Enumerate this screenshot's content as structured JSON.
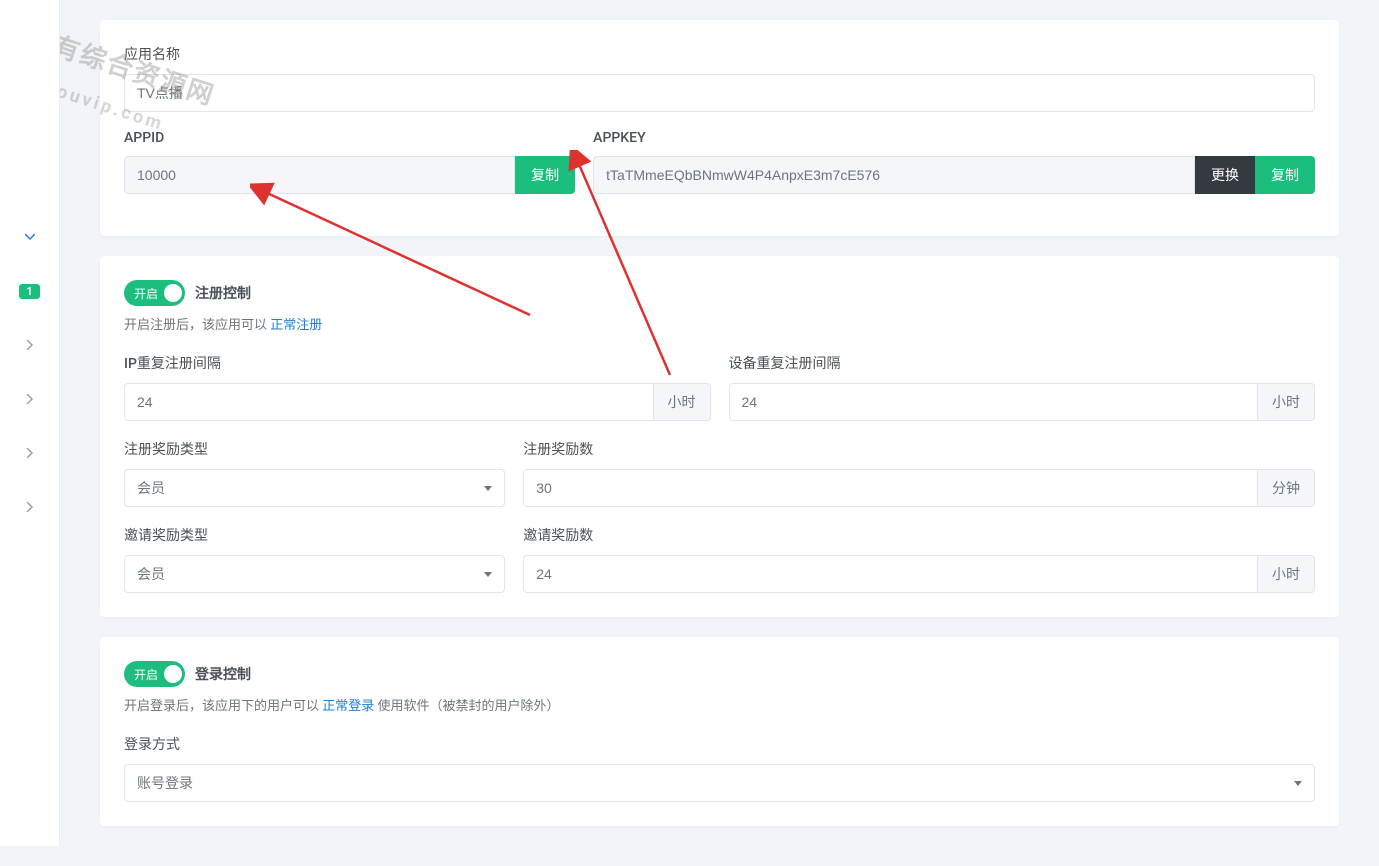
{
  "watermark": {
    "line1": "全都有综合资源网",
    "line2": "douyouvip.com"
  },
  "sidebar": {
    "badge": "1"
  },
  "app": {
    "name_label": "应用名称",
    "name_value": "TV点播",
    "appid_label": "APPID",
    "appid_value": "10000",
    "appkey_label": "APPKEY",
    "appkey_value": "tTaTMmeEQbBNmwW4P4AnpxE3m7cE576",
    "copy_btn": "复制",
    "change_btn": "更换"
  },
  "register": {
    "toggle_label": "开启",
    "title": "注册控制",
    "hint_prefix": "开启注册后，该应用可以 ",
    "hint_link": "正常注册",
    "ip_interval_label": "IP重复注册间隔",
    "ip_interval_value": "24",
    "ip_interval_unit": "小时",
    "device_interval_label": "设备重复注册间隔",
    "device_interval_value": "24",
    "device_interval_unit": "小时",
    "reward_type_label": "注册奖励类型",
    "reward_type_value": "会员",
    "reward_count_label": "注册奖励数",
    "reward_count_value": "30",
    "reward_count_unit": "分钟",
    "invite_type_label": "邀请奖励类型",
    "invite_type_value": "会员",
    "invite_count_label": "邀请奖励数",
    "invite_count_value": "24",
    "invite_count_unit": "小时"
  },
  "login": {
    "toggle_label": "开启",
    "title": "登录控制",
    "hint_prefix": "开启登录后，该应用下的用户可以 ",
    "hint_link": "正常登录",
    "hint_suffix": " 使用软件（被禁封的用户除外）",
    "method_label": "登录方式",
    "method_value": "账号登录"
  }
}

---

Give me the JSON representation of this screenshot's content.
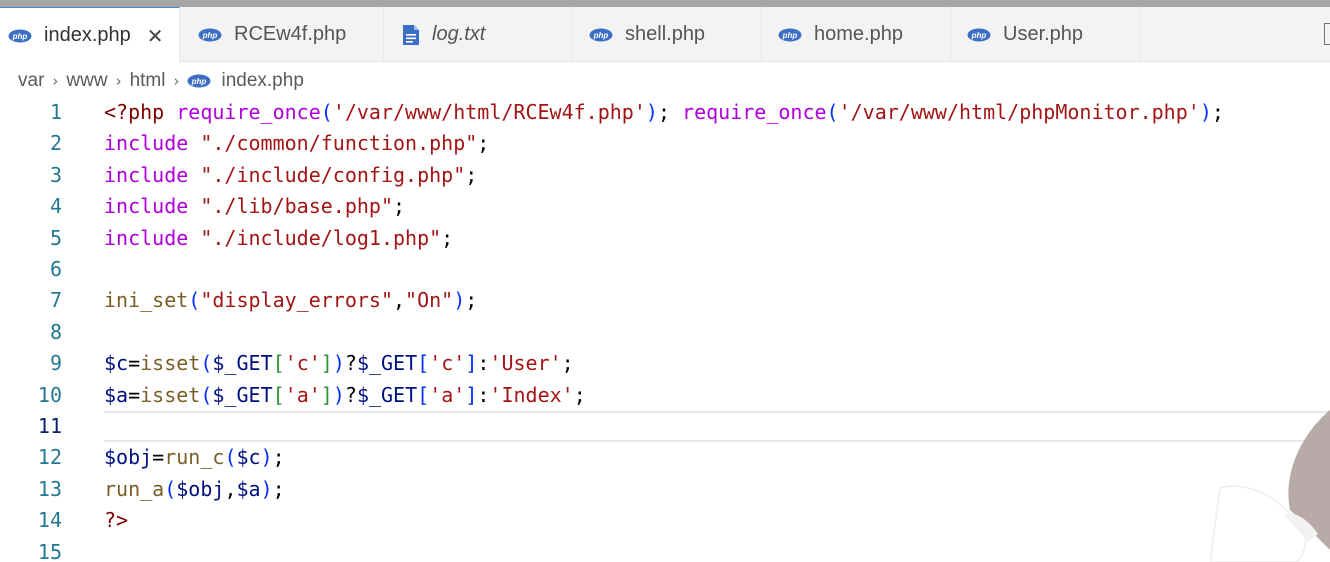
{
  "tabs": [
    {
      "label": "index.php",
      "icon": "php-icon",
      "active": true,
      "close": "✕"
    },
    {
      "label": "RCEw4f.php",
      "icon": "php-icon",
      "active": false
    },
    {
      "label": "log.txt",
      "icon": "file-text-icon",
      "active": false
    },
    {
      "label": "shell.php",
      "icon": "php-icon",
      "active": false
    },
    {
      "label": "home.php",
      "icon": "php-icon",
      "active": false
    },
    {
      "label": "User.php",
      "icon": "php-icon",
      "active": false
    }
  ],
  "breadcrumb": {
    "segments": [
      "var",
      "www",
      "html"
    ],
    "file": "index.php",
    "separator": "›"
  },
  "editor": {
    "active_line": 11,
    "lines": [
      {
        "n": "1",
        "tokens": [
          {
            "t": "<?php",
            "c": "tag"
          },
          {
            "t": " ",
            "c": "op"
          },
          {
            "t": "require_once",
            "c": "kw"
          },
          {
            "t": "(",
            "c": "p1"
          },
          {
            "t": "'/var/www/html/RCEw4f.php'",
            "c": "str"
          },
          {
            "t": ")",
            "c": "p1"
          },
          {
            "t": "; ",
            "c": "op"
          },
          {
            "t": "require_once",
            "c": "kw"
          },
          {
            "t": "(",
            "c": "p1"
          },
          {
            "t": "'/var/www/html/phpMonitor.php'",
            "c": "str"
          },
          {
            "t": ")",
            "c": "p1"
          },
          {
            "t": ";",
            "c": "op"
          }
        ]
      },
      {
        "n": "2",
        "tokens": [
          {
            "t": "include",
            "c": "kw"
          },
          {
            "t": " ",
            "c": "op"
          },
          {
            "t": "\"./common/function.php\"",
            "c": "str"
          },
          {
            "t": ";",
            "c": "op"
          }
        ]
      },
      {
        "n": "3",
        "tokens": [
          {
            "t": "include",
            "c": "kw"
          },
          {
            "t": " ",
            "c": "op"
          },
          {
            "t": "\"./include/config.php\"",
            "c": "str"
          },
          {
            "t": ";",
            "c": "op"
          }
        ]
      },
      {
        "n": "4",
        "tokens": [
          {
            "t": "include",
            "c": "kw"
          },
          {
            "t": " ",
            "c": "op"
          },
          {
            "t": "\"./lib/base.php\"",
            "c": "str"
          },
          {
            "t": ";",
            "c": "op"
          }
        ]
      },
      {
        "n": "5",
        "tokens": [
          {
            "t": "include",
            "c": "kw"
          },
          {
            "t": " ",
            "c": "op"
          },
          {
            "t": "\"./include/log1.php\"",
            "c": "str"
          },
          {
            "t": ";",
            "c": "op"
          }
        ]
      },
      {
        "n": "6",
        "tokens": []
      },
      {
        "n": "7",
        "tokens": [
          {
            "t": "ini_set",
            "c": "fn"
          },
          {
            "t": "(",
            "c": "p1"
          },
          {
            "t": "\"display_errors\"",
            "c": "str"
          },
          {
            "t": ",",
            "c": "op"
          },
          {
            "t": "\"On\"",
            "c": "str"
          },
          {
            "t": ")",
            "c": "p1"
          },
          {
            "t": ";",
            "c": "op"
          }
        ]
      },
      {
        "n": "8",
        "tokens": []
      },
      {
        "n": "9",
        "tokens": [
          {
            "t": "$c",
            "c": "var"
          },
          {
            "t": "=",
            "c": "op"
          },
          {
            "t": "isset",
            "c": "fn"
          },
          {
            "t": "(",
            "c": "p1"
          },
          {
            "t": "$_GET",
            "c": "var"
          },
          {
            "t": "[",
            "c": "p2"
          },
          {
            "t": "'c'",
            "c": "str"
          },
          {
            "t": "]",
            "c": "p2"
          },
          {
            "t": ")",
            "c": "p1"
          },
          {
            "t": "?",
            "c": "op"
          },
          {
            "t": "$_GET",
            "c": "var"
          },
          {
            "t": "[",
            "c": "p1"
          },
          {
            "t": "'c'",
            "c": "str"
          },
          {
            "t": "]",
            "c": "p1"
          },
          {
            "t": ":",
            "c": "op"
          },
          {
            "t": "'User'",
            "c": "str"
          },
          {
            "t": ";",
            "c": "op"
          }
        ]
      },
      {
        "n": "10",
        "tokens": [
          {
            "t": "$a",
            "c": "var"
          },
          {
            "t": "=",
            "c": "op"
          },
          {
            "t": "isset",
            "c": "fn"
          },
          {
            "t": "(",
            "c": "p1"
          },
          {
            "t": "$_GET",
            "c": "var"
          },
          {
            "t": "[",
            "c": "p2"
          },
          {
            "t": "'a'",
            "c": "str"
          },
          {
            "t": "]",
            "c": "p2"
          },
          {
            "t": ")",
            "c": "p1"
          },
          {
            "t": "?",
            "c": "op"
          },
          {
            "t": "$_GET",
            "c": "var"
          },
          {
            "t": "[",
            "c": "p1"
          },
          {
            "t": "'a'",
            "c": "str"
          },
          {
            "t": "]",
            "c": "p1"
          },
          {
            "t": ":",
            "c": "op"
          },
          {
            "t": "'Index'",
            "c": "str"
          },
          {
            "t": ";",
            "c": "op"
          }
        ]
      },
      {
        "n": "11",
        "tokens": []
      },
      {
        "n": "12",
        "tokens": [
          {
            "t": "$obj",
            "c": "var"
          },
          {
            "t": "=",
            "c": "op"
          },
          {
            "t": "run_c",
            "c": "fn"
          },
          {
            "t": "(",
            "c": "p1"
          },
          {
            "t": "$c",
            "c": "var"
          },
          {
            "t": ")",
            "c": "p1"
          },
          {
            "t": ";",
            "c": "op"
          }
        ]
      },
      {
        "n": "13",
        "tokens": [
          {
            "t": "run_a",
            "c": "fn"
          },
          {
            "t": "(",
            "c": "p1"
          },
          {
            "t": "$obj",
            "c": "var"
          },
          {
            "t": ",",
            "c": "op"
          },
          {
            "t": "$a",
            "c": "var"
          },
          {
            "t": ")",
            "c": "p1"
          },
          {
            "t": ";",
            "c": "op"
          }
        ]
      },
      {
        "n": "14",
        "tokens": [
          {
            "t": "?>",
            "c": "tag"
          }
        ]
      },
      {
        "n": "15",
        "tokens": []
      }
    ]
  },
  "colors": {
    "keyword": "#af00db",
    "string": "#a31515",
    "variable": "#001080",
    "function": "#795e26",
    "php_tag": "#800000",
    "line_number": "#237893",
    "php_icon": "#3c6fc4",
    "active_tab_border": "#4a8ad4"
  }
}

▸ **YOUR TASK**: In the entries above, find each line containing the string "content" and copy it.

▸ **THE COMPLETED TASK**:
Enumerate this screenshot's content as structured JSON.
Give me the JSON representation of this screenshot's content.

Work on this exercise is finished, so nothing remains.